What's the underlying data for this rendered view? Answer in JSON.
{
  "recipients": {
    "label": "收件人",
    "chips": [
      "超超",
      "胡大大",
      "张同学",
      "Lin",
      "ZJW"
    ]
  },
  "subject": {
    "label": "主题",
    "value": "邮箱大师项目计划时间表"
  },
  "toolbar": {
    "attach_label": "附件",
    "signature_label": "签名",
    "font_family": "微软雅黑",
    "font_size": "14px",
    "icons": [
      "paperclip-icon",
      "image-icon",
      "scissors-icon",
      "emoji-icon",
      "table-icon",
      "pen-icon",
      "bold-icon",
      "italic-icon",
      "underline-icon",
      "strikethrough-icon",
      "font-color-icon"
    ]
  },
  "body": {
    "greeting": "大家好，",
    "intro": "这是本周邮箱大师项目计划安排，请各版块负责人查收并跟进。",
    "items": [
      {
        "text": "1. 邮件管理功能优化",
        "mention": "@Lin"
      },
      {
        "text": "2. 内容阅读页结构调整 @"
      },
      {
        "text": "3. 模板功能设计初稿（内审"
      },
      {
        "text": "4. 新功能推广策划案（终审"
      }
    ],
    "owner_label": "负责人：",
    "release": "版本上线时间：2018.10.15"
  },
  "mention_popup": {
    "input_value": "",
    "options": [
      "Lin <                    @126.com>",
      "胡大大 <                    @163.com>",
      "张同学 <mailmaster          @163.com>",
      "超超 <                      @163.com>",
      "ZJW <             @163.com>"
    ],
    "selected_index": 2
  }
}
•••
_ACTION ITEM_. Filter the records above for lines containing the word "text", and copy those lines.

_RESULT FOR THIS TASK_.
        "text": "1. 邮件管理功能优化",
        "text": "2. 内容阅读页结构调整 @"
        "text": "3. 模板功能设计初稿（内审"
        "text": "4. 新功能推广策划案（终审"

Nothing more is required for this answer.